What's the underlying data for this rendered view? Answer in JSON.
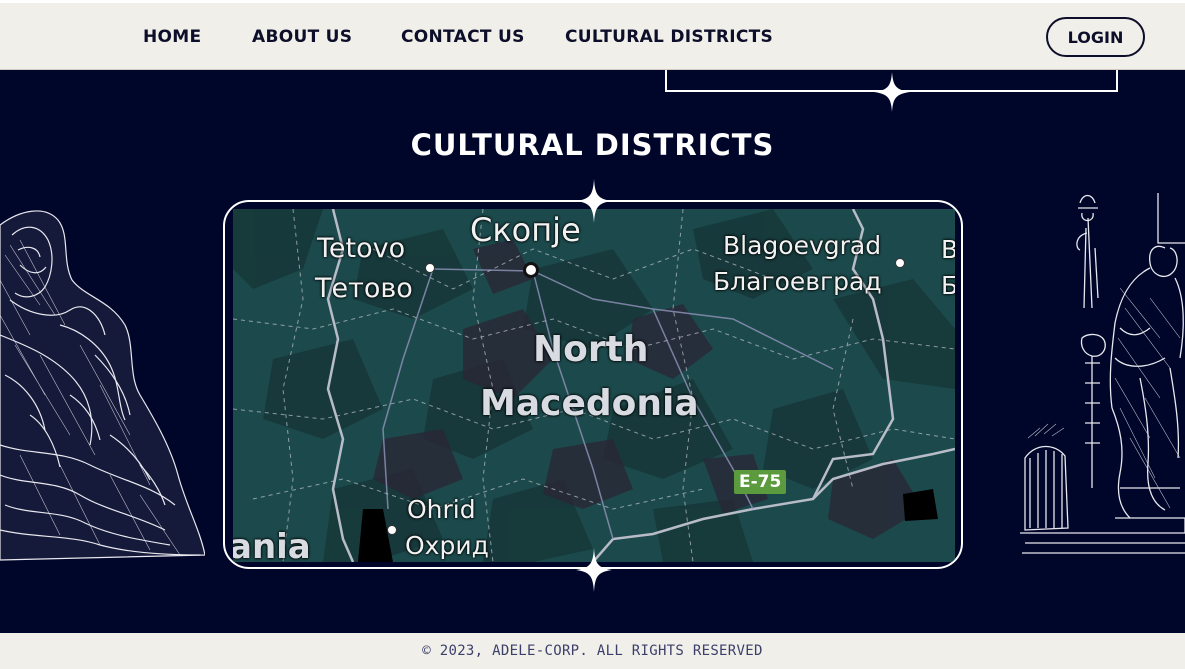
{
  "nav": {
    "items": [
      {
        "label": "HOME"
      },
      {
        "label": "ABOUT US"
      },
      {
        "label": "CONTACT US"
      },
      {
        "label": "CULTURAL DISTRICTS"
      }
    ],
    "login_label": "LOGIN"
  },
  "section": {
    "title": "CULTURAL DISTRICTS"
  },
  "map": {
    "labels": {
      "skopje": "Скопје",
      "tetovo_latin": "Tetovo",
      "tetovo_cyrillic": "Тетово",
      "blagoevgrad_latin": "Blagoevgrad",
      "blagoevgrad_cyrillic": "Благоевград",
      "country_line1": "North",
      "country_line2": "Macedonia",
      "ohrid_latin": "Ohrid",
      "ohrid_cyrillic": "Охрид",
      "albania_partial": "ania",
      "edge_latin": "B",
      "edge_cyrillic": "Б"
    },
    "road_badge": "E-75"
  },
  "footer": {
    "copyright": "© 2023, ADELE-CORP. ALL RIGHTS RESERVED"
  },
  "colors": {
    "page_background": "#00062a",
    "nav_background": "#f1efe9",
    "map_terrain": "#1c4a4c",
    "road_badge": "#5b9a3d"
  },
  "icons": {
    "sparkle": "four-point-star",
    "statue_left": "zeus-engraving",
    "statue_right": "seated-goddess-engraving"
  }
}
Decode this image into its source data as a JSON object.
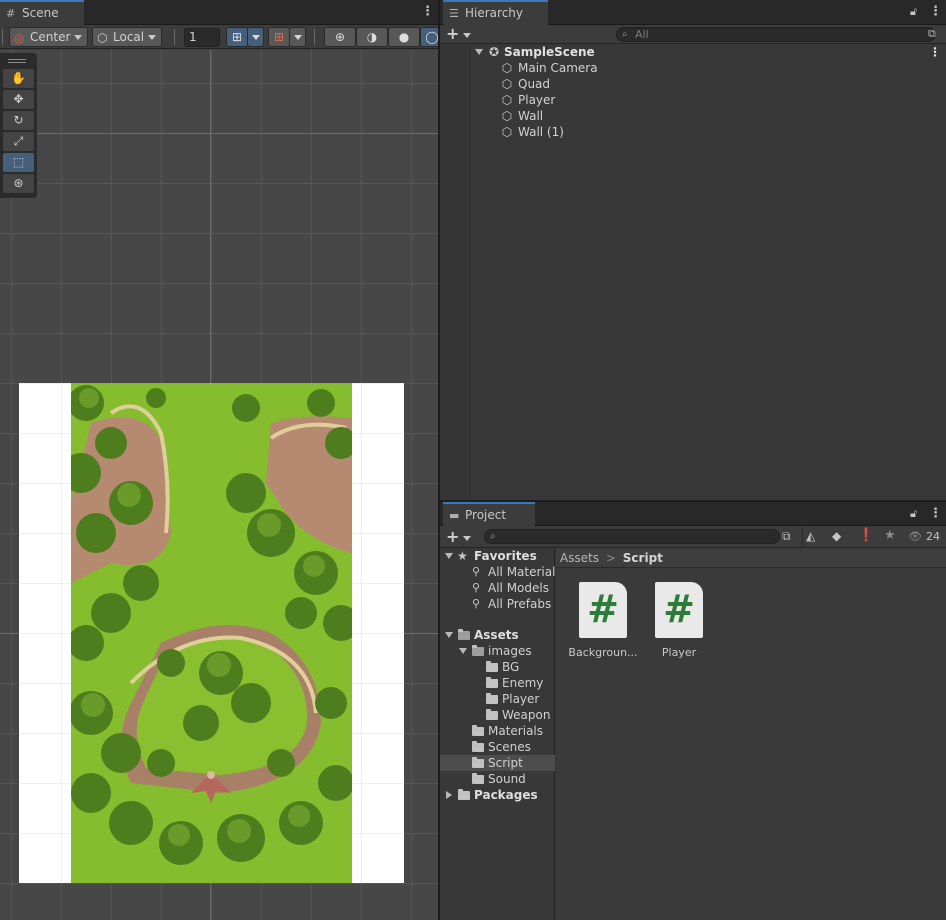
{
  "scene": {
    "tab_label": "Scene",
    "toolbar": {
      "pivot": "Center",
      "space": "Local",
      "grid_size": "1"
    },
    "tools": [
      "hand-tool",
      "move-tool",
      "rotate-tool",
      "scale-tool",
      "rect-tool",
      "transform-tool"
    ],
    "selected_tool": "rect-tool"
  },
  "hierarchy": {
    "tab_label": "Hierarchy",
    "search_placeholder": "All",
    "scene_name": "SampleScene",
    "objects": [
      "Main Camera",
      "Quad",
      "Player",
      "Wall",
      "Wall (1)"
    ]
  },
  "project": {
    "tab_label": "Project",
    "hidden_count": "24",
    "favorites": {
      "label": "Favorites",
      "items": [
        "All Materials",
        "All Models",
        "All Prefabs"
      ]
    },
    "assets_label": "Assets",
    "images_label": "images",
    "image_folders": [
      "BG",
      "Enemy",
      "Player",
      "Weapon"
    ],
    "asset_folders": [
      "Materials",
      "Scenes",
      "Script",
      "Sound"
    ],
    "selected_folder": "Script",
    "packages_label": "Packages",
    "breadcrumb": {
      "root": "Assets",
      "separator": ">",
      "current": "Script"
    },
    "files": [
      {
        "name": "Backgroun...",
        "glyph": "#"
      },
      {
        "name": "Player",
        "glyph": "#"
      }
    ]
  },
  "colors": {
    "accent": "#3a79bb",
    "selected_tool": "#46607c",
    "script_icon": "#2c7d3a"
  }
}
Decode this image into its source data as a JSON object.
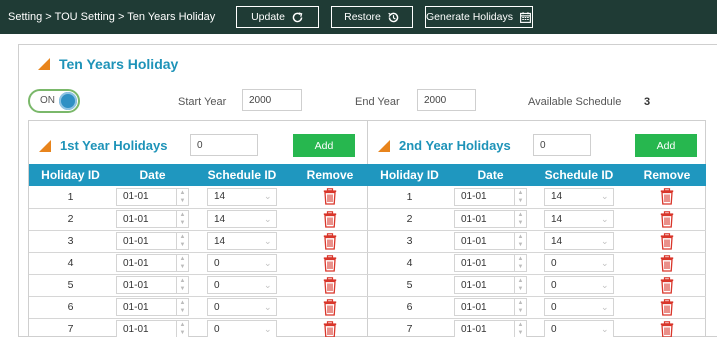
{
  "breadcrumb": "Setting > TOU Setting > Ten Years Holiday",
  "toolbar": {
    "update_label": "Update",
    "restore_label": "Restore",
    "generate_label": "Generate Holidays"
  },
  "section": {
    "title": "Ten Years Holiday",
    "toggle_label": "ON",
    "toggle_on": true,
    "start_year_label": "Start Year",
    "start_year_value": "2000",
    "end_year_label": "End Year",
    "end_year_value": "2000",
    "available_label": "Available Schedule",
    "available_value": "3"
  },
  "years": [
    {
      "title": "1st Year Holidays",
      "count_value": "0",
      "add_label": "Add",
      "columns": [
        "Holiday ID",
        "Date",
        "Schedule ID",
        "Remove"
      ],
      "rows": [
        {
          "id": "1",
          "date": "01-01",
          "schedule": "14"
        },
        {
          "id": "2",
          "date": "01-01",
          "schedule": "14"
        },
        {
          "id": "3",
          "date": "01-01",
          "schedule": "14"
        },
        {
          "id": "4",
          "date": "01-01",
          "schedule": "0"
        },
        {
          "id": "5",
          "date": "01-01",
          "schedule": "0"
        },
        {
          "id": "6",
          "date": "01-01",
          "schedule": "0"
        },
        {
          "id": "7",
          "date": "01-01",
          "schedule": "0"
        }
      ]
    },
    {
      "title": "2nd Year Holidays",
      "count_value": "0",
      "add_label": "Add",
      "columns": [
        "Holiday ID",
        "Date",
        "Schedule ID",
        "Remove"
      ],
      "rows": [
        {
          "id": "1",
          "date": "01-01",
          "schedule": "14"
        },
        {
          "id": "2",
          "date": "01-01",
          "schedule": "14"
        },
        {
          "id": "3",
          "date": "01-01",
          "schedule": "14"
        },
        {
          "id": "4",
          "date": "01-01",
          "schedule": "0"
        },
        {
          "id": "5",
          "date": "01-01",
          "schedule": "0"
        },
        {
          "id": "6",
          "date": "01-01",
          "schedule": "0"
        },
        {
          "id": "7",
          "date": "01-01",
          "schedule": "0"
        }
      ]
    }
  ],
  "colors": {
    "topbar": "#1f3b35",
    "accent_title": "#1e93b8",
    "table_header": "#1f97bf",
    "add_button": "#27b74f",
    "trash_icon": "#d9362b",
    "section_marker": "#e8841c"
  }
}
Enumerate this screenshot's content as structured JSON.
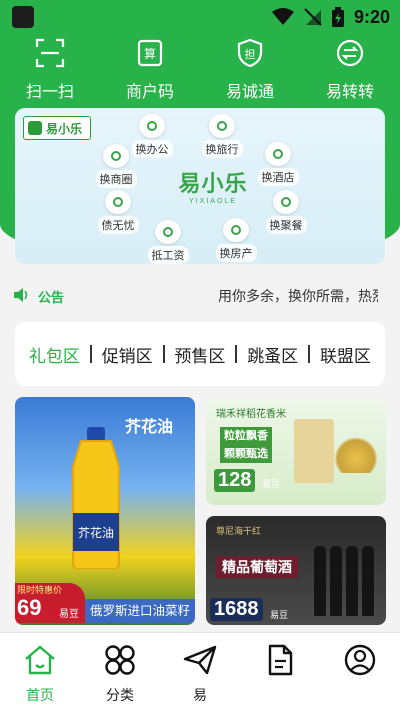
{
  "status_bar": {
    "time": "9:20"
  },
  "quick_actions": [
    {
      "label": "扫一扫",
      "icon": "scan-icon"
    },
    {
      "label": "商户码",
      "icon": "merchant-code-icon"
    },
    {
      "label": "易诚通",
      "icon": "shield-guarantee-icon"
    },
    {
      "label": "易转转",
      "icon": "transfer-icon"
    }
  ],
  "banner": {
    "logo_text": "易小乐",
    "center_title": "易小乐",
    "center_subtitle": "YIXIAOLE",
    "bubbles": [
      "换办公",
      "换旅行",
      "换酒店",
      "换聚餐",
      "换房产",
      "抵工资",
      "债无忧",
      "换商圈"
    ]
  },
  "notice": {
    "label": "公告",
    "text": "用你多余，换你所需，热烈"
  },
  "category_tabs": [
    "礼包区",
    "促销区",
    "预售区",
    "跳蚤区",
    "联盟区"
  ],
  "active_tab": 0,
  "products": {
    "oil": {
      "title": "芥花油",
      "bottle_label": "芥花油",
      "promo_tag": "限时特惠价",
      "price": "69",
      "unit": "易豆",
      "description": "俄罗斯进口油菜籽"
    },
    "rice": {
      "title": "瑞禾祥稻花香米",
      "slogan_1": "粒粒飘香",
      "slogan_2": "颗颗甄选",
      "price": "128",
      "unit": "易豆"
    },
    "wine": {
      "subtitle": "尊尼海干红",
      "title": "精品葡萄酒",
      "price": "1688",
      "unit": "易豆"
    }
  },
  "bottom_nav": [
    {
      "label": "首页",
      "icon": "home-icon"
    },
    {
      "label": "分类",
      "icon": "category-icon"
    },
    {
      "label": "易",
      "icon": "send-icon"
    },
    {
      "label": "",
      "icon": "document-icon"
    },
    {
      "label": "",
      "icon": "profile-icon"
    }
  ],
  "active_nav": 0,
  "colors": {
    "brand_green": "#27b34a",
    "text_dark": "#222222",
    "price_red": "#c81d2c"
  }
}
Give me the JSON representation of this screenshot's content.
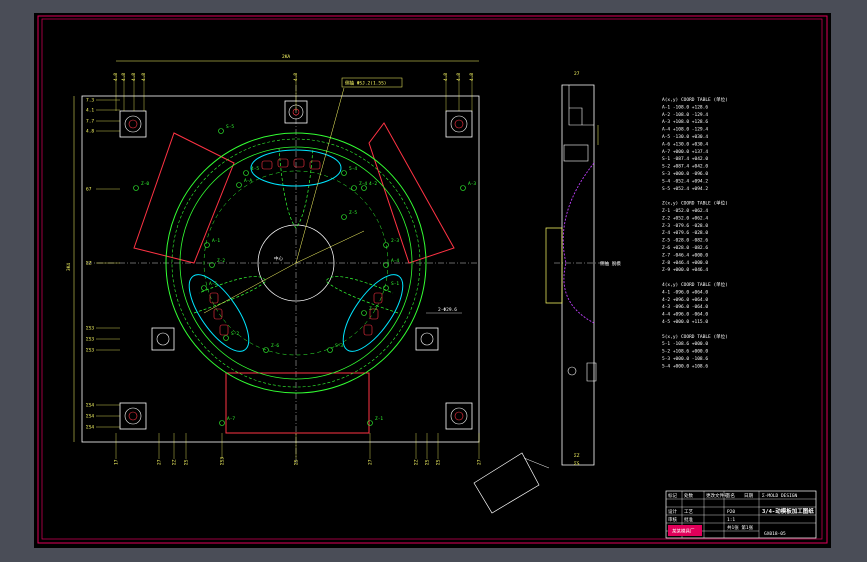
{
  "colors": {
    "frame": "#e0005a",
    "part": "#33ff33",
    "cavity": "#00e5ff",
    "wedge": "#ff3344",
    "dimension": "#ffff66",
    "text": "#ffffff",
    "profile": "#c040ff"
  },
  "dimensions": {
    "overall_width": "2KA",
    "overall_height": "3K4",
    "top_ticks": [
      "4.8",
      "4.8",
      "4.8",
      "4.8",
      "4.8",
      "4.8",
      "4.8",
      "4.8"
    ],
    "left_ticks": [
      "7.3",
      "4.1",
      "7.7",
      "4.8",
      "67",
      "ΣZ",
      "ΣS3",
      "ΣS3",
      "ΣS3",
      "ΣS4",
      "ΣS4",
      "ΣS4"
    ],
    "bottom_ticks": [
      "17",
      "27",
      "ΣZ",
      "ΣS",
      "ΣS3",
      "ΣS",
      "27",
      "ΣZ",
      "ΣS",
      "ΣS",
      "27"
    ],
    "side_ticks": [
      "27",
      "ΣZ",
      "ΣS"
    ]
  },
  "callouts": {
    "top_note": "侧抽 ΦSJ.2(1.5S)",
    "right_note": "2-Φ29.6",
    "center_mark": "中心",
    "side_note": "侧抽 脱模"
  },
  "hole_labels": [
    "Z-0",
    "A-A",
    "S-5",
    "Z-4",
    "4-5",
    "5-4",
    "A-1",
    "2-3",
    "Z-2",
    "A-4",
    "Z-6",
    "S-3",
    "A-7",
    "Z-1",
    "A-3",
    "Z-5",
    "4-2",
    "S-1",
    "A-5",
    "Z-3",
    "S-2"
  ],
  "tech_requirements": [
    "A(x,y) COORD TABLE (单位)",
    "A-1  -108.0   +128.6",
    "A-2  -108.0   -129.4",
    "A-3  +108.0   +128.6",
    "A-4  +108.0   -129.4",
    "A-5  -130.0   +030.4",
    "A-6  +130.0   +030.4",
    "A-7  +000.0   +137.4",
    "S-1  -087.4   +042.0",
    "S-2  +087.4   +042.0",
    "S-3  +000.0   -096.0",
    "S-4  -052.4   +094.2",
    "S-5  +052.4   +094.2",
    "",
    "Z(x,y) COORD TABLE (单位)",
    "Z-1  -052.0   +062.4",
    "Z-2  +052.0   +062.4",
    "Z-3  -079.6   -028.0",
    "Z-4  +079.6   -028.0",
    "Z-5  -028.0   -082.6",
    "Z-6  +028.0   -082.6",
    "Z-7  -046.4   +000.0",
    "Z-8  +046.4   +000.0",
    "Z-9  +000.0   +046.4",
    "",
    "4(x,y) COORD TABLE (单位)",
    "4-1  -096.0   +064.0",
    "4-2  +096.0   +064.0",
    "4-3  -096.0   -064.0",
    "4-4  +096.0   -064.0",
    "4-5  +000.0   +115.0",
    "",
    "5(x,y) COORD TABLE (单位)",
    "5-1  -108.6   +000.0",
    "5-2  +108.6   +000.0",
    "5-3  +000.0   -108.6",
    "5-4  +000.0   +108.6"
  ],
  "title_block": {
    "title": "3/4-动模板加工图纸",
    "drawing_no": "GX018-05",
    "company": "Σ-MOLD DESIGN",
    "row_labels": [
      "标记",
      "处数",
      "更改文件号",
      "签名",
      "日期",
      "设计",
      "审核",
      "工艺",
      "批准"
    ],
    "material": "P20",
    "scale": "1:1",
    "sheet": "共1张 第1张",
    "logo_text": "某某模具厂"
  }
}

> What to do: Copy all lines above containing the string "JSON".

> Solution for this task:
What's the underlying data for this rendered view? Answer in JSON.
Decode this image into its source data as a JSON object.
Decode this image into its source data as a JSON object.
Enumerate this screenshot's content as structured JSON.
Give me the JSON representation of this screenshot's content.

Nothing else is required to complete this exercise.